Dataset extract
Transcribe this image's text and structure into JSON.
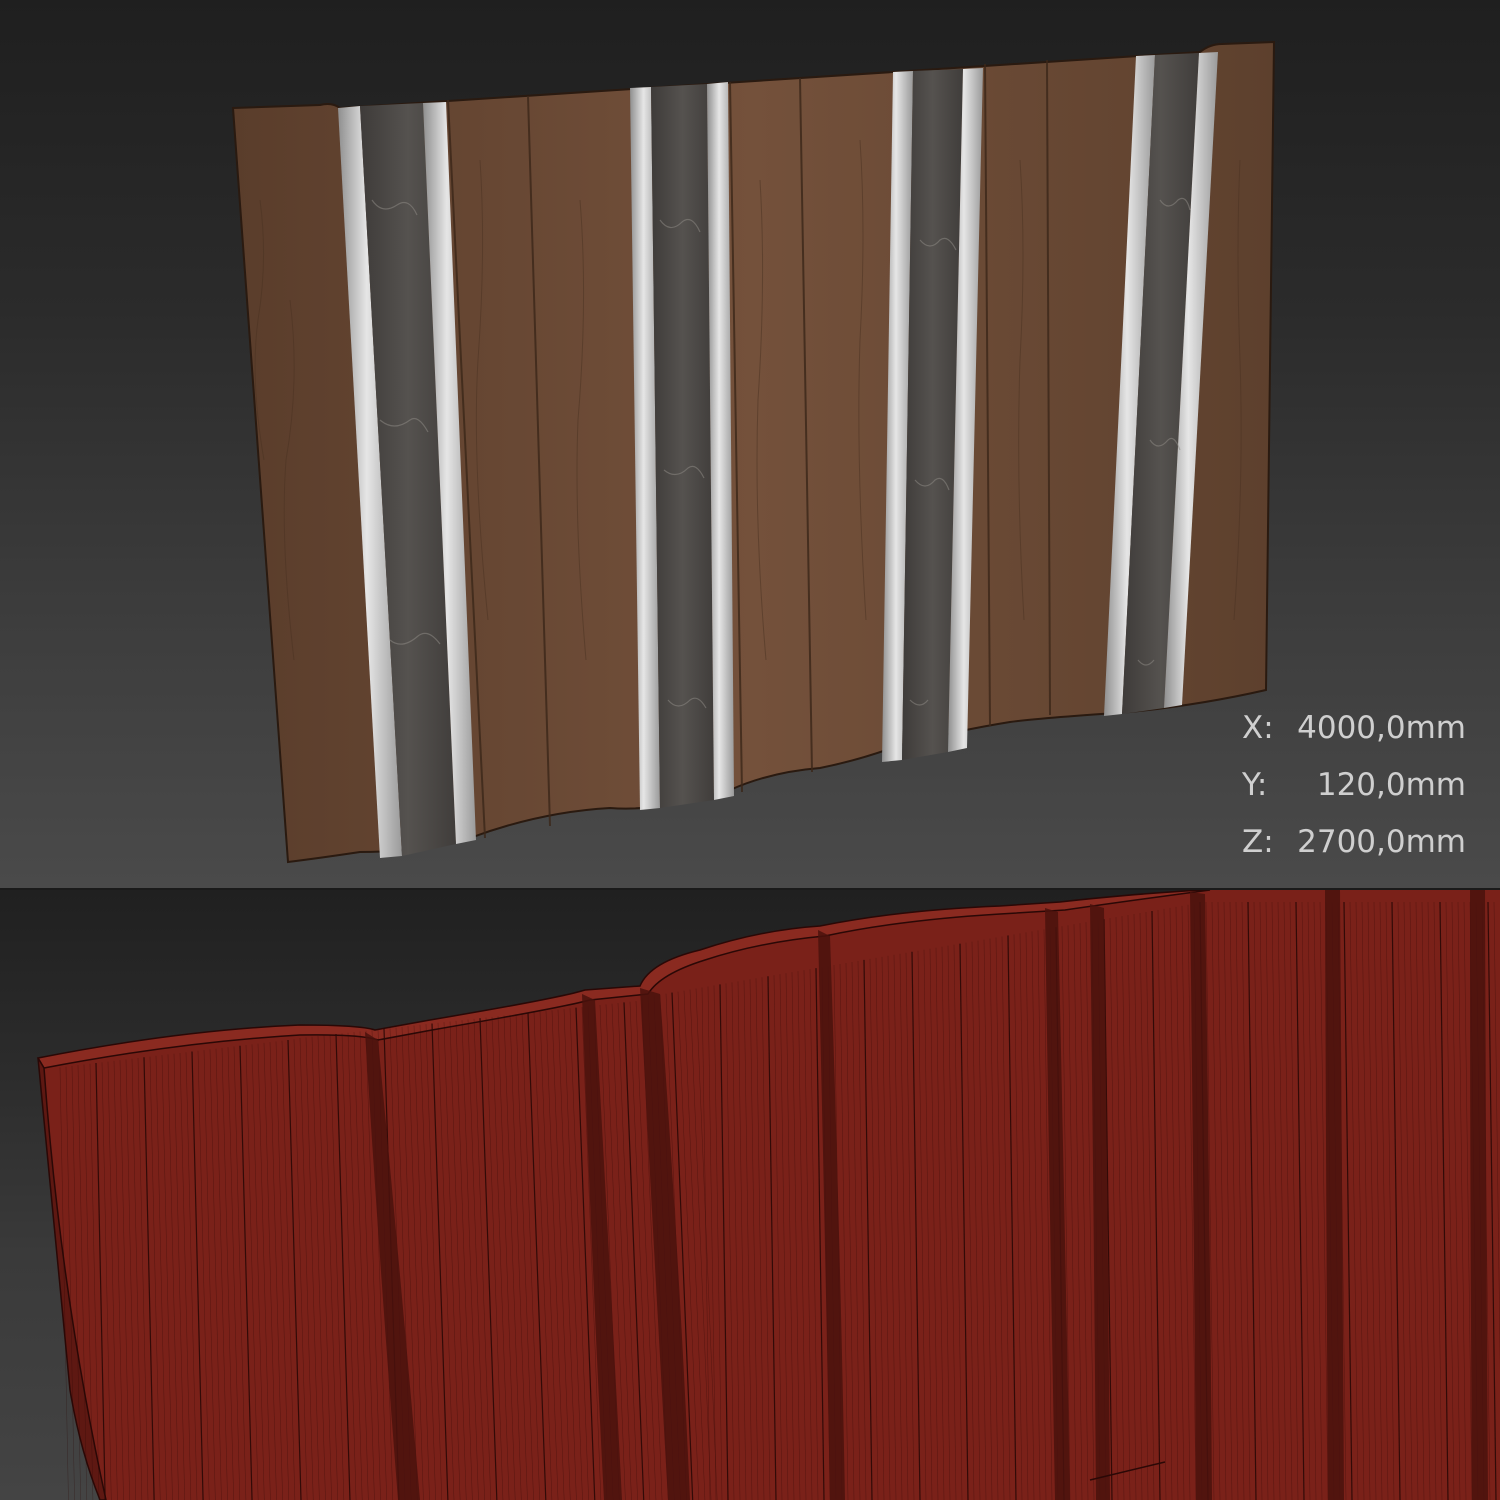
{
  "dimensions": [
    {
      "axis": "X:",
      "value": "4000,0mm"
    },
    {
      "axis": "Y:",
      "value": "120,0mm"
    },
    {
      "axis": "Z:",
      "value": "2700,0mm"
    }
  ],
  "colors": {
    "wood": "#6b4a36",
    "wood_dark": "#4f3524",
    "stone": "#4a4745",
    "metal": "#c9c9c9",
    "wire_surface": "#7a2119",
    "wire_line": "#2a0806",
    "bg_dark": "#202020",
    "bg_light": "#4a4a4a",
    "label": "#cfcfcf"
  }
}
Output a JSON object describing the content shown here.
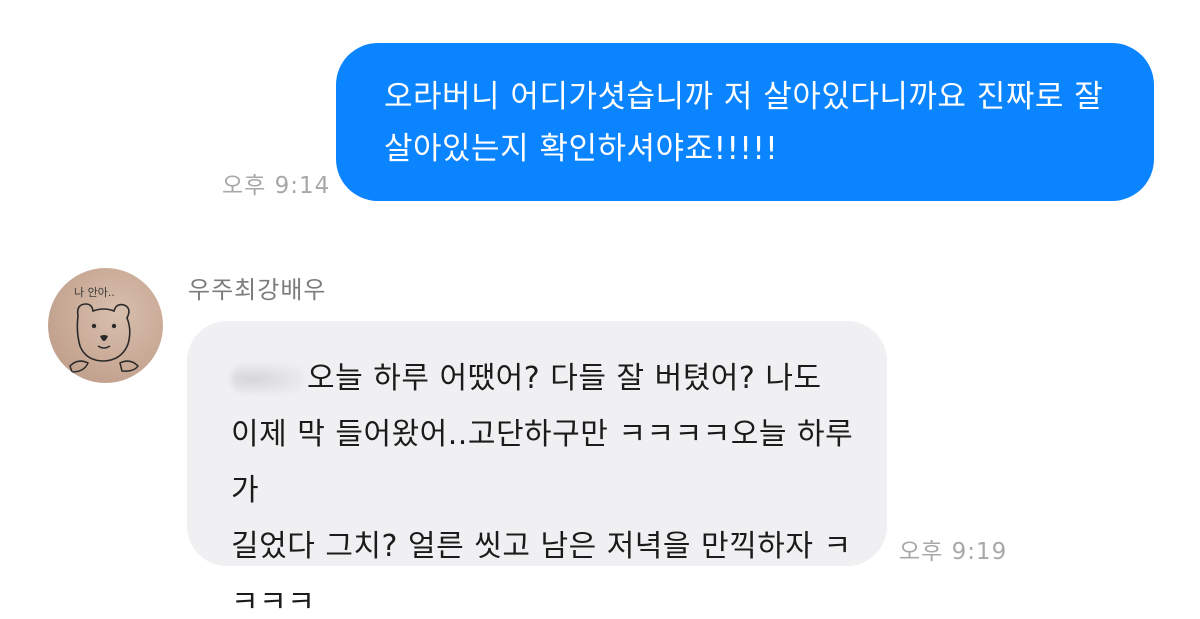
{
  "messages": {
    "outgoing": {
      "text_line1": "오라버니 어디가셧습니까 저 살아있다니까요 진짜로 잘",
      "text_line2": "살아있는지 확인하셔야죠!!!!!",
      "time": "오후 9:14"
    },
    "incoming": {
      "sender": "우주최강배우",
      "avatar_caption": "나 안아..",
      "text_line1": "오늘 하루 어땠어? 다들 잘 버텼어? 나도",
      "text_line2": "이제 막 들어왔어..고단하구만 ㅋㅋㅋㅋ오늘 하루가",
      "text_line3": "길었다 그치? 얼른 씻고 남은 저녁을 만끽하자 ㅋ",
      "text_line4": "ㅋㅋㅋ",
      "time": "오후 9:19"
    }
  },
  "colors": {
    "outgoing_bubble": "#0b84ff",
    "incoming_bubble": "#f0f0f2",
    "timestamp": "#a8a8a8"
  }
}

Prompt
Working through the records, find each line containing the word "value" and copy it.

Solved problem
      "value": "4000,0mm"
      "value": "120,0mm"
      "value": "2700,0mm"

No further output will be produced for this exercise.